Shegar is unique in that it has no power. At 4,050 meters you are pretty high up and its always cold and the only respite you have to get warm is the dung stove. In Lhasa we were spoiled with high quality yak dung or even coal, which doesn't really give off that much smoke (comparatively). But, in the sticks of Tibet the villagers will burn just about any dung they can find. I got to experience the appetite supressing fumes of sheeps dung. It just made me nauseous. Beau didn't seem to mind it as he spent countless hours jotting away in his journal hovered over the stove. Sheeps dung actually looks more like rabbit dung. It's just small pellets that they scoop up and dump into the fire of the stove. The problem is when it's windy and the wind blows against the exhaust pipe, all of the smoke gets blown back into the room from under the boiling pots. It makes for a lovely blueish gray haze of dung smog blanketing everything in the room. Oh, the room is also a restaurant or 'restaunt' as the sign read.

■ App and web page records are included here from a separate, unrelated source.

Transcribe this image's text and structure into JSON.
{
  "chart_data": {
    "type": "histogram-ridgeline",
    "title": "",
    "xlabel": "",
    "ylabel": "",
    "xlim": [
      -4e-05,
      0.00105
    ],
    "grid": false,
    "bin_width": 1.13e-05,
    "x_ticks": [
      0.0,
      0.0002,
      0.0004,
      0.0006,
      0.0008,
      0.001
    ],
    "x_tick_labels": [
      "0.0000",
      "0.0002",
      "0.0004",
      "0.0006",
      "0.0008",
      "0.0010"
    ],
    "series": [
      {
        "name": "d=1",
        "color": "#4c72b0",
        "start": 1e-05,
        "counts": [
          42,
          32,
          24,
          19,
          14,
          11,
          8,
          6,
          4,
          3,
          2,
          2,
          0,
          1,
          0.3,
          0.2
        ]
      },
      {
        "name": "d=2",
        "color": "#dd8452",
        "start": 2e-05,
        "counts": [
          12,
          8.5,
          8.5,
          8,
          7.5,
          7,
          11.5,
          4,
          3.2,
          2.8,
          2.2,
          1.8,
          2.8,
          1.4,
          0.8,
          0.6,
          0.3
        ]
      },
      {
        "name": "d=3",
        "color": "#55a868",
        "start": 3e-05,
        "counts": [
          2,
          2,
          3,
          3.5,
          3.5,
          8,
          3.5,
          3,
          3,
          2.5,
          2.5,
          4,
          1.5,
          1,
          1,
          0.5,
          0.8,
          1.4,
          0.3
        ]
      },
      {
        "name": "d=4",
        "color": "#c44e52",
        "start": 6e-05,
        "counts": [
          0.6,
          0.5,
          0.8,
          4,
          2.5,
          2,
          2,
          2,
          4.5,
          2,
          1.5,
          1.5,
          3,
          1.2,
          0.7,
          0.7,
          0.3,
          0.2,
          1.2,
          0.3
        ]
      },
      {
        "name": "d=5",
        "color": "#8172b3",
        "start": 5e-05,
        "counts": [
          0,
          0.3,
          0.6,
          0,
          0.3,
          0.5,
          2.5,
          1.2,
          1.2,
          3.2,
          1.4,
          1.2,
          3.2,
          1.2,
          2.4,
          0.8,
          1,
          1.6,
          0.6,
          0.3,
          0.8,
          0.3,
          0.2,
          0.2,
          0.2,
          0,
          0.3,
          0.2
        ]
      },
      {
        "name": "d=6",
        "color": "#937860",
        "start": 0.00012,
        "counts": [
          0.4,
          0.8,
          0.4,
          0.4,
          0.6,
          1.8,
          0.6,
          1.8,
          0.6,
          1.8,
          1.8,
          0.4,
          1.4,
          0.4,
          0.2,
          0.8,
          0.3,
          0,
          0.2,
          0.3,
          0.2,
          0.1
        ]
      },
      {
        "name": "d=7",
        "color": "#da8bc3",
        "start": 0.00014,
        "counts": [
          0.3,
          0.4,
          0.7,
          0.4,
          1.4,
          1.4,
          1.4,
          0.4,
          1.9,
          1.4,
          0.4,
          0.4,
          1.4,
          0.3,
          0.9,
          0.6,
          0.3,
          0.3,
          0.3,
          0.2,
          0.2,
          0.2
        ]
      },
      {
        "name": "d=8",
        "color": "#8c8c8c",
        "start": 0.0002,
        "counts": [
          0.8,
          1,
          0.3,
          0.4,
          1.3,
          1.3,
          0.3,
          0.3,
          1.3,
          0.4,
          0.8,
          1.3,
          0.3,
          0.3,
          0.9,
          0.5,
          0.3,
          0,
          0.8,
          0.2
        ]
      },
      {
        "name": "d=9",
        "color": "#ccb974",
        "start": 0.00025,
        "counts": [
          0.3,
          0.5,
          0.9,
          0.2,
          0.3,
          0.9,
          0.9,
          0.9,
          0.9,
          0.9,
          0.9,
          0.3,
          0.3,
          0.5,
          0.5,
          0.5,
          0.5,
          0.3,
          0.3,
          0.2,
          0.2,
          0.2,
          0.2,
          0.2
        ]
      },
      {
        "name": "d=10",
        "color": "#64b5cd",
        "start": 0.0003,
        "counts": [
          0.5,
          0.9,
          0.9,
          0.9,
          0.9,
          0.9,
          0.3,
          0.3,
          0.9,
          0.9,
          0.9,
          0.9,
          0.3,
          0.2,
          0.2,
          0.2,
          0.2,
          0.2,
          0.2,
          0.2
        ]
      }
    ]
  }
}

Kernby and I elected go outside and be cold instead of nauseous where we ran into a goat herder on the hillside about a kilometer from town. Of course, we spoke very little of each other's language so the conversation was more of a charades game with some dirt and rock pictionary thrown in. We found out that he got Y150 per goat, which is about $20. That seemed pretty good for a guy with 50+ goats. He definitely had the goat herders 'eye.' We were looking for Beau who was about 2 or 3km away and had disappeared, but the goat herder knew exactly where Beau was even though we couldn't see him anymore. Shortly after that a couple of goats got out of the pack and strayed about 500m away from the herd. We got to see him send his eldest of four children off on a sprint to round up the wayward goats. It was pretty impressive to us because at that altitude we were only good for about 20-25 steps before a deep breath timeout. After about a half hour we were invited back to his house to drink some tea. On the way Kernby and I cut all of the pictures out of his Lonely Planet to give to his kids. But, when we entered the village we were mobbed with children asking us for pens and money. I never really figured out why they wanted pens, but I have them everyone I had anyway. They also got most of Kernby's pictures. One of the children was playing with an old bicycle rim with a rope on the end of it as a toy - as if he were walking it like a dog (I can hear one of the "In my day...." stories from my dad right now). As we walked into the front yard of the house the baby sheep were seperated from herd and were kept out of the open door house by a 55 gallon drum and a mud slicked piece of plywood board. A family of six, mom, dad, two boys and two girls all lived in basically one room with a dung stove as the center piece. We drank about a half dozen cups of yak butter tea and had real tsampa, which is basically barely flour. It was served to us on a ladle and we had to pinch the flour and then drop it in our mouths and chase it with the butter tea - it was like a cement mixer. Our host showed us up by taking a heaping tablespoon worth of the flour all at once and then chugged his tea in one gulp! It was good, but I wasn't about to enter a competitive tsampa eating contest. Our tea was refilled after each sip by his wife who stood over us simply waiting to fullfill her duty. Good woman - knows her role. I asked if I could take some pictures and the wife modestly declined. But, after some gentle encouragement not only did we have a family portrait, but one with Kernby and I in it as well. It was the first time I tried to use the self-timer. So the trial & error process and apparently comical facial expressions made for some mild amusement. Right before we left the girls brought out their English learning books and Kernby and I walked them through some elementary phrases. It was a very cool, if not priceless moment and made for a nice detour from the tourist circuit.